I’m pleased this announcement is out and thrilled to welcome Ben to the intersection of human exploration and space science! Congratulations Ben!

– John Connolly Outgoing Chief Exploration Scientist

Ben J. Bussey is a planetary scientist. He earned a Ph.D. in planetary geology at University College London, England. In 2001, during his post-doctorate work at the University of Hawaii, he joined the ANSMET (Antarctic Search for METeorites) expedition to recover meteorites from the Antarctic glaciers. He worked at the Lunar and Planetary Institute in Houston and the European Space Agency, before joining the Johns Hopkins University Applied Physics Laboratory and becoming a senior staff scientist at that facility.

Bussey is specialized in the remote sensing of the surfaces of planets. He participated in the Near-Earth Asteroid Rendezvous-Shoemaker (NEAR) mission as a research scholar at Northwestern University, and co-authored an atlas of the Moon based on data and images from the Clementine mission. He has a particular interest in the lunar poles, using the Clementine images to locate crater cold traps for hydrogen deposits and mapping the so-called peaks of eternal light.

Astronauts vs Space Travellers

“Did You Know?”

Astronauts are considered to only be professionals who have been trained by a manned spaceflight program to command, fly as a pilot, or serve as a crew member of a manned spacecraft.

Although many non-professional space travelers have been called astronauts after crossing the Karman Line at 100km high this is strictly not true.

There have been 568 Professional Astronauts to date: http://en.wikipedia.org/wiki/List_of_astronauts_by_name
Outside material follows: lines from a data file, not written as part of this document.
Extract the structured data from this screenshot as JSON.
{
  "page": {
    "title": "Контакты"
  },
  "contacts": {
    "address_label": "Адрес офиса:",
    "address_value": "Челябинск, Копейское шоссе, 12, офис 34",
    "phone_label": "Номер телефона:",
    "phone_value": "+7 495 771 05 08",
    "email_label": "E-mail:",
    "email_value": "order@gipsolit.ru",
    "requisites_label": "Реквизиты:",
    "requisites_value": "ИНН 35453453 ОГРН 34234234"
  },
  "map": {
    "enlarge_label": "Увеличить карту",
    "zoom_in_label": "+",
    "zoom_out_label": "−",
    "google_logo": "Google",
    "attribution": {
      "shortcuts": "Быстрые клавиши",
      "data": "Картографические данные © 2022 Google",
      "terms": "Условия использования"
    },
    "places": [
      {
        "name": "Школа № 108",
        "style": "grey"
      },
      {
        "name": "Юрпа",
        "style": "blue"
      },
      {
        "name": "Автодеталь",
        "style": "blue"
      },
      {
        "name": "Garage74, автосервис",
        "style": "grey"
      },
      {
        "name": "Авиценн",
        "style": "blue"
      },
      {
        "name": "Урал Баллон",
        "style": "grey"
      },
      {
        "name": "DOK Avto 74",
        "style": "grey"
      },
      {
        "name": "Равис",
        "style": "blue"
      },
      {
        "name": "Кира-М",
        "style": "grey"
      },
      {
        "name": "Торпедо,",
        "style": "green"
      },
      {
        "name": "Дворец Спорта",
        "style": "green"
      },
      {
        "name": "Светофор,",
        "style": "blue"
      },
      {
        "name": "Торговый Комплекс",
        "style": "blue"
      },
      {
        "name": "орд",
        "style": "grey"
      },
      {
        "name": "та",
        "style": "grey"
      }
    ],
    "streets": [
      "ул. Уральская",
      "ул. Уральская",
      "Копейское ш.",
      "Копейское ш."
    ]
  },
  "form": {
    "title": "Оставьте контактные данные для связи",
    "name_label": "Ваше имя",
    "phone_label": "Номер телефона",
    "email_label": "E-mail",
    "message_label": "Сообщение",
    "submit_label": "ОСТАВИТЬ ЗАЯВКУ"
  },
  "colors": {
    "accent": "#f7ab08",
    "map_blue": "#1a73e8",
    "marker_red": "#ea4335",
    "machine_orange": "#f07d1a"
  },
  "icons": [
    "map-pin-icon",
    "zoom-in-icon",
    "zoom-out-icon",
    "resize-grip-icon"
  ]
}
For a list of all space travelers to date: http://en.wikipedia.org/wiki/List_of_space_travelers_by_name